Records excerpted from a collection

■ ■ ■ ■ ■

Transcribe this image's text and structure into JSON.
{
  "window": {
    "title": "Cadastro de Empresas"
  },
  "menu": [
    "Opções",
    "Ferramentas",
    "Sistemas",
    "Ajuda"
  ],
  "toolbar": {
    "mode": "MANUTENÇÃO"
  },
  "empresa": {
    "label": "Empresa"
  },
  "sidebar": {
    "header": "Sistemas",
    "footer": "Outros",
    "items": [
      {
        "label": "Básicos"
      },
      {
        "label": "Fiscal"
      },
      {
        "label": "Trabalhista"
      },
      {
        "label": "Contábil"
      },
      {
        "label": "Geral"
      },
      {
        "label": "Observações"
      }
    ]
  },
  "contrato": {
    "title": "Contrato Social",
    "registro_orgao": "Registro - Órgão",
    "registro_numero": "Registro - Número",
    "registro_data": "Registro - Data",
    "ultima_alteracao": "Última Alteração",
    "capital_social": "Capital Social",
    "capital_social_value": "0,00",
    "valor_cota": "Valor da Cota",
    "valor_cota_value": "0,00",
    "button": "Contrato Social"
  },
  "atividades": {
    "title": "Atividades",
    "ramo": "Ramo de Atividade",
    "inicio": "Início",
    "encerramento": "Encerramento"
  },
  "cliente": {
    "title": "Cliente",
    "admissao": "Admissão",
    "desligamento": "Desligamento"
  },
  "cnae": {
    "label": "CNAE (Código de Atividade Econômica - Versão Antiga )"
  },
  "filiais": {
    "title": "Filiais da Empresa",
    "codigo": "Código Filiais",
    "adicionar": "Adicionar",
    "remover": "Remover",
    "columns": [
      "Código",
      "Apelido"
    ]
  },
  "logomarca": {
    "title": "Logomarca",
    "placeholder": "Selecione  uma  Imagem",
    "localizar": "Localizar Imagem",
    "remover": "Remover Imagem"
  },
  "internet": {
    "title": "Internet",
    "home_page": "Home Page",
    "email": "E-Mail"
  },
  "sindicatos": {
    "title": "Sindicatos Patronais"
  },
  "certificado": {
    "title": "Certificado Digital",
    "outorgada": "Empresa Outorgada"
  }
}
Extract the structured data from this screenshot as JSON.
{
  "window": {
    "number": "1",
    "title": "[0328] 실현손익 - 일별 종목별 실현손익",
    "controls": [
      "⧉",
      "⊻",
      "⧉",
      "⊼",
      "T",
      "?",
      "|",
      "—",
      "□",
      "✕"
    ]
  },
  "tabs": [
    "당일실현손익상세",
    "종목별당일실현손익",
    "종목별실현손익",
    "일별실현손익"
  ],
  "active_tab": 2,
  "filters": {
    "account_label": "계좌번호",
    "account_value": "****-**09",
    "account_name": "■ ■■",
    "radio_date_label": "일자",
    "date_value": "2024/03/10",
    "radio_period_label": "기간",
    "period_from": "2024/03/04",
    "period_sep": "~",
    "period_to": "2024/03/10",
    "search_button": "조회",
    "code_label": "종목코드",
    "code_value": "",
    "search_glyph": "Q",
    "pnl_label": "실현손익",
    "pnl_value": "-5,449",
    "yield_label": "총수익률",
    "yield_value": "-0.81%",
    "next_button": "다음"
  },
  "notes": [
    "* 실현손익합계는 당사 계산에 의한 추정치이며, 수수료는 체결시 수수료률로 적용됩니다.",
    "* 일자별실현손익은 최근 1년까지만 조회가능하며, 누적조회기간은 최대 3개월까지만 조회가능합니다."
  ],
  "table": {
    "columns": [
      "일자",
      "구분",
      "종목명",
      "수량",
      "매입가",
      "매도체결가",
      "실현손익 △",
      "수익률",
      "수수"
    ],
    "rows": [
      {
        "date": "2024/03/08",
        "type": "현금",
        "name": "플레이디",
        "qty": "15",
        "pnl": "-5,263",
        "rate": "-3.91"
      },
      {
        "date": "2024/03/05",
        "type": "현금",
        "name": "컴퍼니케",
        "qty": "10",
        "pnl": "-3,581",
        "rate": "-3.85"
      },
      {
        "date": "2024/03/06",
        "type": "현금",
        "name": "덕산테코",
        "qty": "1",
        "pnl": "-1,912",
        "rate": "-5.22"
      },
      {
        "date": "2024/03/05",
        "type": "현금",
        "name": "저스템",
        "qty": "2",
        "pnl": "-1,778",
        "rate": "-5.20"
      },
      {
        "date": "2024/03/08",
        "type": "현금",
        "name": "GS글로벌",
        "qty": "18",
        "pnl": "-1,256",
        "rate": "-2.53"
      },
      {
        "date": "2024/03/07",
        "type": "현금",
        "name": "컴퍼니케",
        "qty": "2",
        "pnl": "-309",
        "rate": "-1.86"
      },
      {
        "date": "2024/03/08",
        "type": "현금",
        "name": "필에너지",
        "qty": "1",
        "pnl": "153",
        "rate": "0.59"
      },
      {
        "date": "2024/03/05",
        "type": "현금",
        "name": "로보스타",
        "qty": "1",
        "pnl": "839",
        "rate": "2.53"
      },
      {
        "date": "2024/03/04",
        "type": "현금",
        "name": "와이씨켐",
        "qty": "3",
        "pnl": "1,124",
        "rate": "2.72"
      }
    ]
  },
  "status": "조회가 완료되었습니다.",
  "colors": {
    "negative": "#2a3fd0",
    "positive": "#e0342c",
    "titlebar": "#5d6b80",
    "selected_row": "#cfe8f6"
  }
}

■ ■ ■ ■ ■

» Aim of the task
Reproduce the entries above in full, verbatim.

» Answer section
Transcribe this image's text and structure into JSON.
{
  "window": {
    "title": "Cadastro de Empresas"
  },
  "menu": [
    "Opções",
    "Ferramentas",
    "Sistemas",
    "Ajuda"
  ],
  "toolbar": {
    "mode": "MANUTENÇÃO"
  },
  "empresa": {
    "label": "Empresa"
  },
  "sidebar": {
    "header": "Sistemas",
    "footer": "Outros",
    "items": [
      {
        "label": "Básicos"
      },
      {
        "label": "Fiscal"
      },
      {
        "label": "Trabalhista"
      },
      {
        "label": "Contábil"
      },
      {
        "label": "Geral"
      },
      {
        "label": "Observações"
      }
    ]
  },
  "contrato": {
    "title": "Contrato Social",
    "registro_orgao": "Registro - Órgão",
    "registro_numero": "Registro - Número",
    "registro_data": "Registro - Data",
    "ultima_alteracao": "Última Alteração",
    "capital_social": "Capital Social",
    "capital_social_value": "0,00",
    "valor_cota": "Valor da Cota",
    "valor_cota_value": "0,00",
    "button": "Contrato Social"
  },
  "atividades": {
    "title": "Atividades",
    "ramo": "Ramo de Atividade",
    "inicio": "Início",
    "encerramento": "Encerramento"
  },
  "cliente": {
    "title": "Cliente",
    "admissao": "Admissão",
    "desligamento": "Desligamento"
  },
  "cnae": {
    "label": "CNAE (Código de Atividade Econômica - Versão Antiga )"
  },
  "filiais": {
    "title": "Filiais da Empresa",
    "codigo": "Código Filiais",
    "adicionar": "Adicionar",
    "remover": "Remover",
    "columns": [
      "Código",
      "Apelido"
    ]
  },
  "logomarca": {
    "title": "Logomarca",
    "placeholder": "Selecione  uma  Imagem",
    "localizar": "Localizar Imagem",
    "remover": "Remover Imagem"
  },
  "internet": {
    "title": "Internet",
    "home_page": "Home Page",
    "email": "E-Mail"
  },
  "sindicatos": {
    "title": "Sindicatos Patronais"
  },
  "certificado": {
    "title": "Certificado Digital",
    "outorgada": "Empresa Outorgada"
  }
}
Extract the structured data from this screenshot as JSON.
{
  "window": {
    "number": "1",
    "title": "[0328] 실현손익 - 일별 종목별 실현손익",
    "controls": [
      "⧉",
      "⊻",
      "⧉",
      "⊼",
      "T",
      "?",
      "|",
      "—",
      "□",
      "✕"
    ]
  },
  "tabs": [
    "당일실현손익상세",
    "종목별당일실현손익",
    "종목별실현손익",
    "일별실현손익"
  ],
  "active_tab": 2,
  "filters": {
    "account_label": "계좌번호",
    "account_value": "****-**09",
    "account_name": "■ ■■",
    "radio_date_label": "일자",
    "date_value": "2024/03/10",
    "radio_period_label": "기간",
    "period_from": "2024/03/04",
    "period_sep": "~",
    "period_to": "2024/03/10",
    "search_button": "조회",
    "code_label": "종목코드",
    "code_value": "",
    "search_glyph": "Q",
    "pnl_label": "실현손익",
    "pnl_value": "-5,449",
    "yield_label": "총수익률",
    "yield_value": "-0.81%",
    "next_button": "다음"
  },
  "notes": [
    "* 실현손익합계는 당사 계산에 의한 추정치이며, 수수료는 체결시 수수료률로 적용됩니다.",
    "* 일자별실현손익은 최근 1년까지만 조회가능하며, 누적조회기간은 최대 3개월까지만 조회가능합니다."
  ],
  "table": {
    "columns": [
      "일자",
      "구분",
      "종목명",
      "수량",
      "매입가",
      "매도체결가",
      "실현손익 △",
      "수익률",
      "수수"
    ],
    "rows": [
      {
        "date": "2024/03/08",
        "type": "현금",
        "name": "플레이디",
        "qty": "15",
        "pnl": "-5,263",
        "rate": "-3.91"
      },
      {
        "date": "2024/03/05",
        "type": "현금",
        "name": "컴퍼니케",
        "qty": "10",
        "pnl": "-3,581",
        "rate": "-3.85"
      },
      {
        "date": "2024/03/06",
        "type": "현금",
        "name": "덕산테코",
        "qty": "1",
        "pnl": "-1,912",
        "rate": "-5.22"
      },
      {
        "date": "2024/03/05",
        "type": "현금",
        "name": "저스템",
        "qty": "2",
        "pnl": "-1,778",
        "rate": "-5.20"
      },
      {
        "date": "2024/03/08",
        "type": "현금",
        "name": "GS글로벌",
        "qty": "18",
        "pnl": "-1,256",
        "rate": "-2.53"
      },
      {
        "date": "2024/03/07",
        "type": "현금",
        "name": "컴퍼니케",
        "qty": "2",
        "pnl": "-309",
        "rate": "-1.86"
      },
      {
        "date": "2024/03/08",
        "type": "현금",
        "name": "필에너지",
        "qty": "1",
        "pnl": "153",
        "rate": "0.59"
      },
      {
        "date": "2024/03/05",
        "type": "현금",
        "name": "로보스타",
        "qty": "1",
        "pnl": "839",
        "rate": "2.53"
      },
      {
        "date": "2024/03/04",
        "type": "현금",
        "name": "와이씨켐",
        "qty": "3",
        "pnl": "1,124",
        "rate": "2.72"
      }
    ]
  },
  "status": "조회가 완료되었습니다.",
  "colors": {
    "negative": "#2a3fd0",
    "positive": "#e0342c",
    "titlebar": "#5d6b80",
    "selected_row": "#cfe8f6"
  }
}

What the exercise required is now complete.